Beginning at the line that includes "Decode this image" in the entries below, print each line exactly as it appears, through the last one.

== Input data ==

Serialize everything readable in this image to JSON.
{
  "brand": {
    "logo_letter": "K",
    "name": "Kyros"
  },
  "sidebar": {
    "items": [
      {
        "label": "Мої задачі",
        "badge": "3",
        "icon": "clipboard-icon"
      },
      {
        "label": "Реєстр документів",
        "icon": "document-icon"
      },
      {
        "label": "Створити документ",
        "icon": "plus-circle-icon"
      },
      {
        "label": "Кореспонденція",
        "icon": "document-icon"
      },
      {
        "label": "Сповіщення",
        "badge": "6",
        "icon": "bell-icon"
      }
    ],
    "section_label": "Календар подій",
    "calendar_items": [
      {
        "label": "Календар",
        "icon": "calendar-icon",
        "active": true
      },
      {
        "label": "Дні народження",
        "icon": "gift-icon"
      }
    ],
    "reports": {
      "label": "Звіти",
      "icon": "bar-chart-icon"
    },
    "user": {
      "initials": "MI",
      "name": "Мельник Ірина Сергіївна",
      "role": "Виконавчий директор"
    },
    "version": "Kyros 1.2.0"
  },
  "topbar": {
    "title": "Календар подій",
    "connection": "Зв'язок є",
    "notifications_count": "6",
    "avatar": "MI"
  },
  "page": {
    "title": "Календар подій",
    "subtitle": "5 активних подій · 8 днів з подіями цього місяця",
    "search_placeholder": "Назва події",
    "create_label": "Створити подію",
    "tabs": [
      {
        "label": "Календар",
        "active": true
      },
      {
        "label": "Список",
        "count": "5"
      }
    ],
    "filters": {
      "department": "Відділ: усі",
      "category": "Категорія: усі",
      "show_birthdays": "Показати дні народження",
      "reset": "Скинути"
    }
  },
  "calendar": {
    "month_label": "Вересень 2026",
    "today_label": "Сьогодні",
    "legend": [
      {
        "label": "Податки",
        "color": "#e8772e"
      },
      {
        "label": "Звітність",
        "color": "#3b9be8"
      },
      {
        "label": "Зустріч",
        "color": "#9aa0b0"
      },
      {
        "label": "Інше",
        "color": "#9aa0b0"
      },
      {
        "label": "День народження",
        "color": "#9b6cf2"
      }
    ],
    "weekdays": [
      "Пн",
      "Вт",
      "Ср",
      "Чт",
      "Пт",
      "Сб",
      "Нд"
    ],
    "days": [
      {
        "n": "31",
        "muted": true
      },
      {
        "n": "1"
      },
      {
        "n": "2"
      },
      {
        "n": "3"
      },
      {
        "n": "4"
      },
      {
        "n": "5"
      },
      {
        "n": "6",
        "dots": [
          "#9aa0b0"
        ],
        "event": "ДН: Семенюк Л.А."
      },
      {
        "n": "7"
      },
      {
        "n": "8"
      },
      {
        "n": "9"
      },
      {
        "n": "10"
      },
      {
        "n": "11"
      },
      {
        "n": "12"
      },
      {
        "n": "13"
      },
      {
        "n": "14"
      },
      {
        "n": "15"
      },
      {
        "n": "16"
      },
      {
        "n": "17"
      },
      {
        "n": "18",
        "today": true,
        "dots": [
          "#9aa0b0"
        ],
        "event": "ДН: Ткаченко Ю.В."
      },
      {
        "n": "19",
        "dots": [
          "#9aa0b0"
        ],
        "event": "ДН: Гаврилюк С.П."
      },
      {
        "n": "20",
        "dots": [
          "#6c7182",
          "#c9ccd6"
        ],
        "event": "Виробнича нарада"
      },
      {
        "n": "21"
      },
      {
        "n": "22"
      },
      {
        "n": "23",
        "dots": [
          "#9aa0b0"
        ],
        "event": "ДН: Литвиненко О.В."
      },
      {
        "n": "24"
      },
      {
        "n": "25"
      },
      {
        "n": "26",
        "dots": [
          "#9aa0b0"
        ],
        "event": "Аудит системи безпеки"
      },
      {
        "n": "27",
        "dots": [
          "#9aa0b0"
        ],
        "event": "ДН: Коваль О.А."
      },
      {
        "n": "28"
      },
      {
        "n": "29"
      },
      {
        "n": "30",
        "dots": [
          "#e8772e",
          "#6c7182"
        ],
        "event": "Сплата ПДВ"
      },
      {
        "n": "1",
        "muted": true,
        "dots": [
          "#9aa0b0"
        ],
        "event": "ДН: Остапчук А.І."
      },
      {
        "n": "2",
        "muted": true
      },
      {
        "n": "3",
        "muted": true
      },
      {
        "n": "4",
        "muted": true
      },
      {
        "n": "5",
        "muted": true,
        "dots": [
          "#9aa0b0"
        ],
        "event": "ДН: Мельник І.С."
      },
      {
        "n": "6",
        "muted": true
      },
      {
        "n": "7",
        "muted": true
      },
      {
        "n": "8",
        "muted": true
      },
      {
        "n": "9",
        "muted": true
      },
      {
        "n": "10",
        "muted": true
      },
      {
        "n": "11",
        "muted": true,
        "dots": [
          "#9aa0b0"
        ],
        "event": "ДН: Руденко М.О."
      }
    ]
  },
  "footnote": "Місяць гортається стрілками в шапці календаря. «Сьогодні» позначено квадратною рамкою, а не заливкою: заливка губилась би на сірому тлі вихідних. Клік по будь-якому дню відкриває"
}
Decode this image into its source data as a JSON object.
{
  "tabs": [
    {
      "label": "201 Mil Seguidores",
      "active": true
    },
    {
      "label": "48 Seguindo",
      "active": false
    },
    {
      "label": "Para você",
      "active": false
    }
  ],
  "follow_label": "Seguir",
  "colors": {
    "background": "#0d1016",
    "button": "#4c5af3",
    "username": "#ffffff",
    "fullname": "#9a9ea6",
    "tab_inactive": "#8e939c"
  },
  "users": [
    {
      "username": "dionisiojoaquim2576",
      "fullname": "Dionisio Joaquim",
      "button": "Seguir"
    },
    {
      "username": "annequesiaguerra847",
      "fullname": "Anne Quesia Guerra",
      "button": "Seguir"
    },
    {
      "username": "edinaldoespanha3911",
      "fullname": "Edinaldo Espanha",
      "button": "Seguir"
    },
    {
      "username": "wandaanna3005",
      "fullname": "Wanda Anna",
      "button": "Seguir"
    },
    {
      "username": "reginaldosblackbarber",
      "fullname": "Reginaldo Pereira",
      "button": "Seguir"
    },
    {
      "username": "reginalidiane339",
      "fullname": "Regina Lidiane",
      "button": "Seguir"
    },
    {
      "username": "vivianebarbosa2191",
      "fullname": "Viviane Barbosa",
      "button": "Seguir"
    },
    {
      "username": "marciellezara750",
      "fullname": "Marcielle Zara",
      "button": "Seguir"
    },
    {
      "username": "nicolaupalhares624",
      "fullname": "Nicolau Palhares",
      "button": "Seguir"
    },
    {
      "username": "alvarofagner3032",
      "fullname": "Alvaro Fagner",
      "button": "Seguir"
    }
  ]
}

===

> [Completed task]:
Decode this image into its source data as a JSON object.
{
  "tabs": [
    {
      "label": "201 Mil Seguidores",
      "active": true
    },
    {
      "label": "48 Seguindo",
      "active": false
    },
    {
      "label": "Para você",
      "active": false
    }
  ],
  "follow_label": "Seguir",
  "colors": {
    "background": "#0d1016",
    "button": "#4c5af3",
    "username": "#ffffff",
    "fullname": "#9a9ea6",
    "tab_inactive": "#8e939c"
  },
  "users": [
    {
      "username": "dionisiojoaquim2576",
      "fullname": "Dionisio Joaquim",
      "button": "Seguir"
    },
    {
      "username": "annequesiaguerra847",
      "fullname": "Anne Quesia Guerra",
      "button": "Seguir"
    },
    {
      "username": "edinaldoespanha3911",
      "fullname": "Edinaldo Espanha",
      "button": "Seguir"
    },
    {
      "username": "wandaanna3005",
      "fullname": "Wanda Anna",
      "button": "Seguir"
    },
    {
      "username": "reginaldosblackbarber",
      "fullname": "Reginaldo Pereira",
      "button": "Seguir"
    },
    {
      "username": "reginalidiane339",
      "fullname": "Regina Lidiane",
      "button": "Seguir"
    },
    {
      "username": "vivianebarbosa2191",
      "fullname": "Viviane Barbosa",
      "button": "Seguir"
    },
    {
      "username": "marciellezara750",
      "fullname": "Marcielle Zara",
      "button": "Seguir"
    },
    {
      "username": "nicolaupalhares624",
      "fullname": "Nicolau Palhares",
      "button": "Seguir"
    },
    {
      "username": "alvarofagner3032",
      "fullname": "Alvaro Fagner",
      "button": "Seguir"
    }
  ]
}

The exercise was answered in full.